Stressing that the Payambar-e Azam 9 wargames are deterrent in nature, he said the exercises have a message of security and peace as they show the Islamic Republic of Iran's might to the country's allies and the regional states.
He said Iran does not have any issue with the regional countries, rather "we have a problem with the trans-regional enemies and God willing, one day unity and sympathy will grow among the regional states to such a degree that the enemy will leave our region and full security will be established."
The Islamic Revolution Guards Corps (IRGC) Navy started massive wargames, codenamed Payambar-e Azam 9 (The Great Prophet 9), in the Persian Gulf and the Strait of Hormuz on Wednesday.
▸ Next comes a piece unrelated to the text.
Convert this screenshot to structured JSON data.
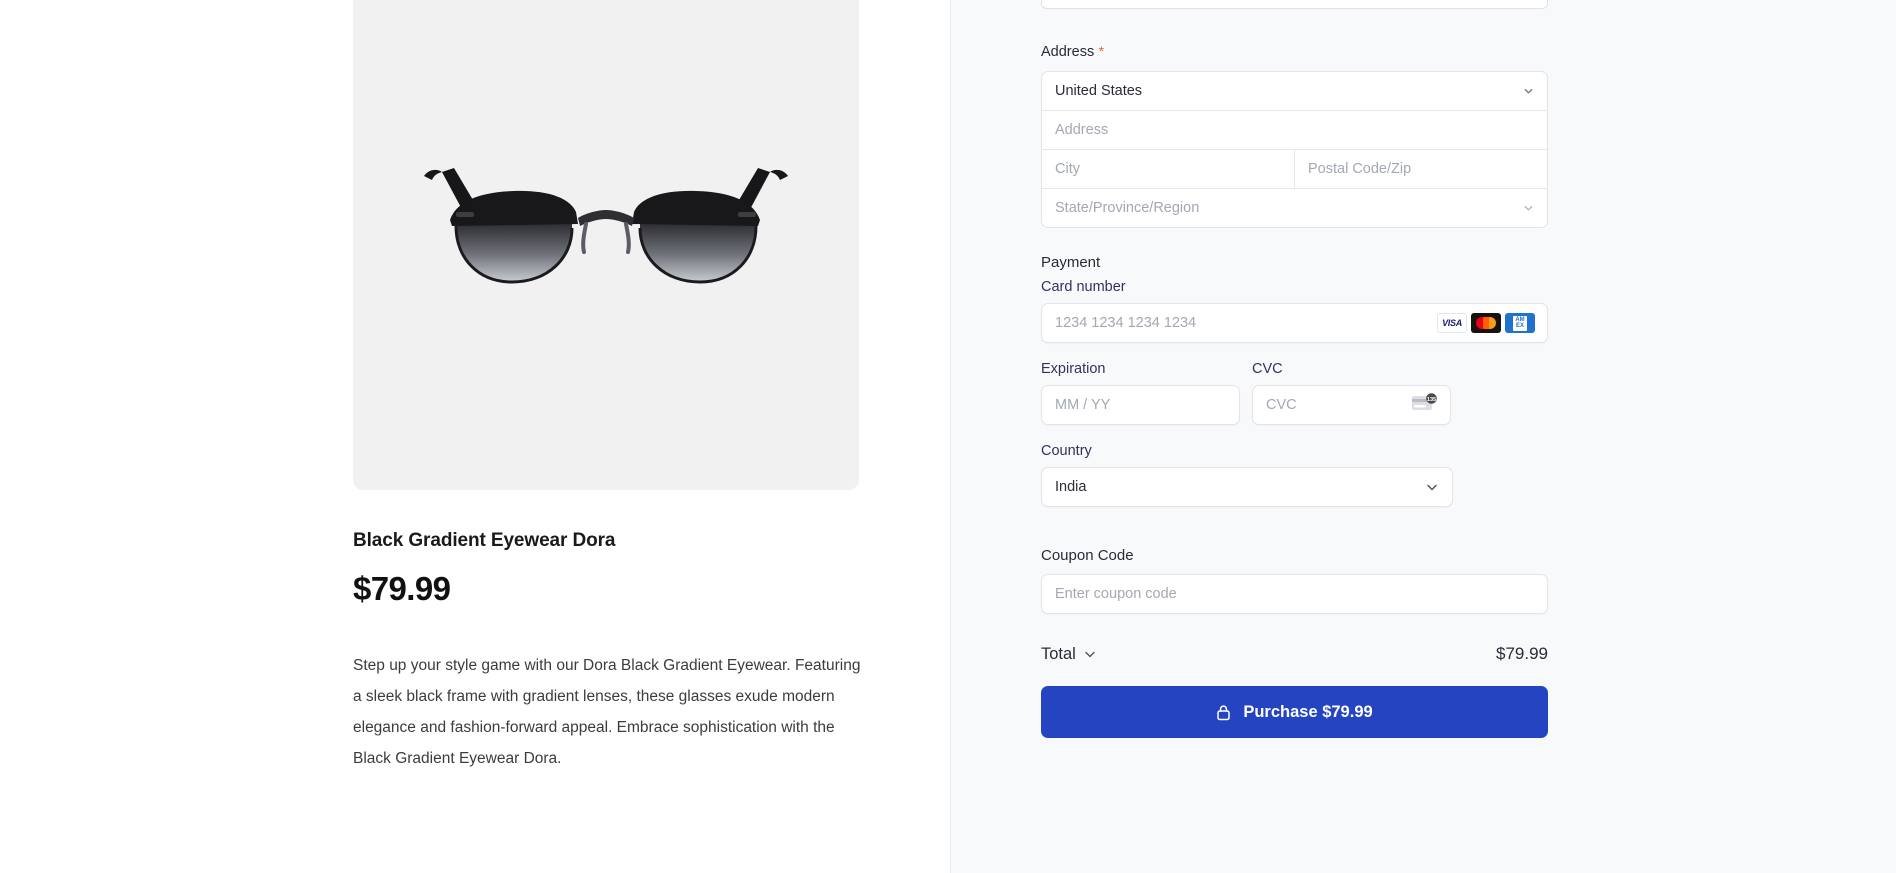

The massive exercises started after IRGC Commander Major General Mohammad Ali Jafari issued the order and in the presence of other high-ranking Iranian officials and military commanders, including Parliament Speaker Ali Larijani, Deputy Chief of Staff of the Iranian Armed Forces Major General Gholam Ali Rashid, Commander of the IRGC Aerospace Force Brigadier General Amir Ali Hajizadeh, Lieutenant Commander of the IRGC Brigadier General Hossein Salami, Commander of the IRGC Ground Force Brigadier General Mohammad Pakpour, Deputy Chief of Staff of the Armed Forces Brigadier General Baqeri and IRGC Navy Commander Rear Admiral Ali Fadavi.
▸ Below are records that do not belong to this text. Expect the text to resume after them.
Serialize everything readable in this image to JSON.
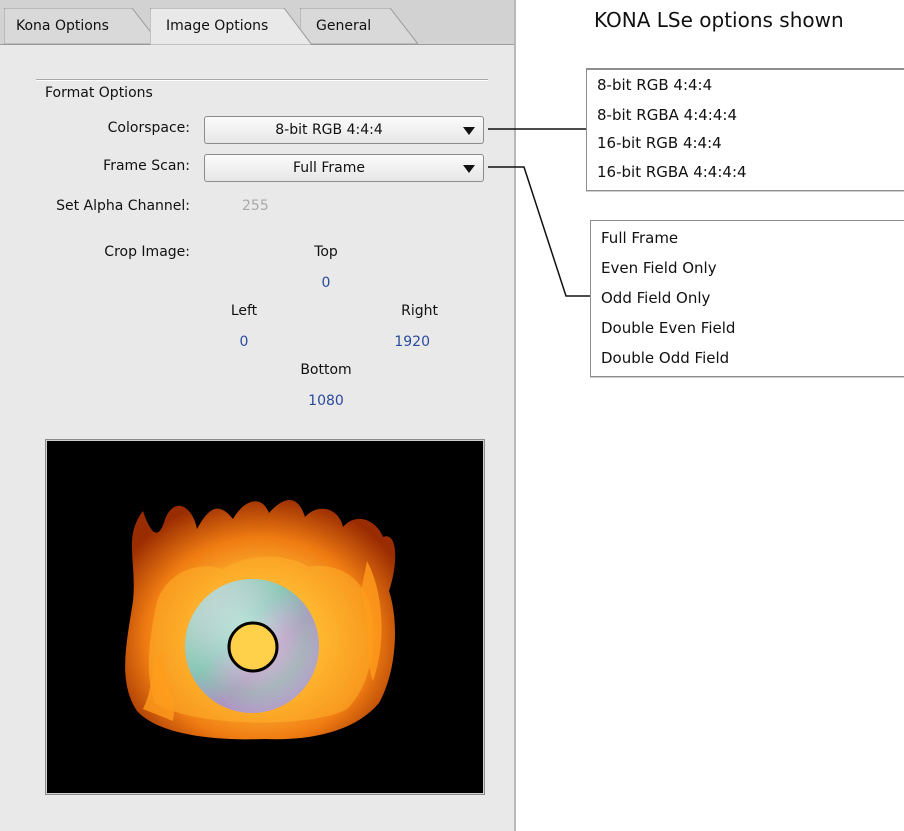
{
  "tabs": [
    {
      "label": "Kona Options",
      "active": false
    },
    {
      "label": "Image Options",
      "active": true
    },
    {
      "label": "General",
      "active": false
    }
  ],
  "format_options": {
    "group_label": "Format Options",
    "colorspace_label": "Colorspace:",
    "colorspace_value": "8-bit RGB 4:4:4",
    "frame_scan_label": "Frame Scan:",
    "frame_scan_value": "Full Frame",
    "alpha_label": "Set Alpha Channel:",
    "alpha_value": "255"
  },
  "crop": {
    "label": "Crop Image:",
    "top_label": "Top",
    "top_value": "0",
    "left_label": "Left",
    "left_value": "0",
    "right_label": "Right",
    "right_value": "1920",
    "bottom_label": "Bottom",
    "bottom_value": "1080"
  },
  "annotation": {
    "title": "KONA LSe options shown",
    "colorspace_options": [
      "8-bit RGB 4:4:4",
      "8-bit RGBA 4:4:4:4",
      "16-bit RGB 4:4:4",
      "16-bit RGBA 4:4:4:4"
    ],
    "frame_scan_options": [
      "Full Frame",
      "Even Field Only",
      "Odd Field Only",
      "Double Even Field",
      "Double Odd Field"
    ]
  },
  "colors": {
    "panel_bg": "#e9e9e9",
    "tab_strip_bg": "#d2d2d2",
    "value_blue": "#2a4a9c",
    "disabled_gray": "#a9a9a9"
  }
}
Different IRGC Navy vessels are being used in the exercises staged in the Persian Gulf and the Strait of Hormuz.
Tens of IRGC vessels started high-speed mine-laying operations in a short period of time to get ready for critical situations in times of possible threats.
Fadavi described Iran's "mine-laying" capability as "the most important concern of the Americans", and said, "We have the most advanced sea mines which cannot be imagined by the Americans."
In recent years, Iran has made great achievements in its defense sector and attained self-sufficiency in producing essential military equipment and systems.
Iranian officials have always stressed that the country's military and arms programs serve defensive purposes and should not be perceived as a threat to any other country.
Iran's naval power has even been acknowledged by foes. In a Sep. 11, 2008 report, the Washington Institute for the Near East Policy said that in the two decades since the Iraqi imposed war on Iran, the Islamic Republic has excelled in naval capabilities and is able to wage unique asymmetric warfare against larger naval forces.
According to the report, Iran's Navy has been transformed into a highly motivated, well-equipped, and well-financed force and is effectively in control of the world's oil lifeline, the Strait of Hormuz.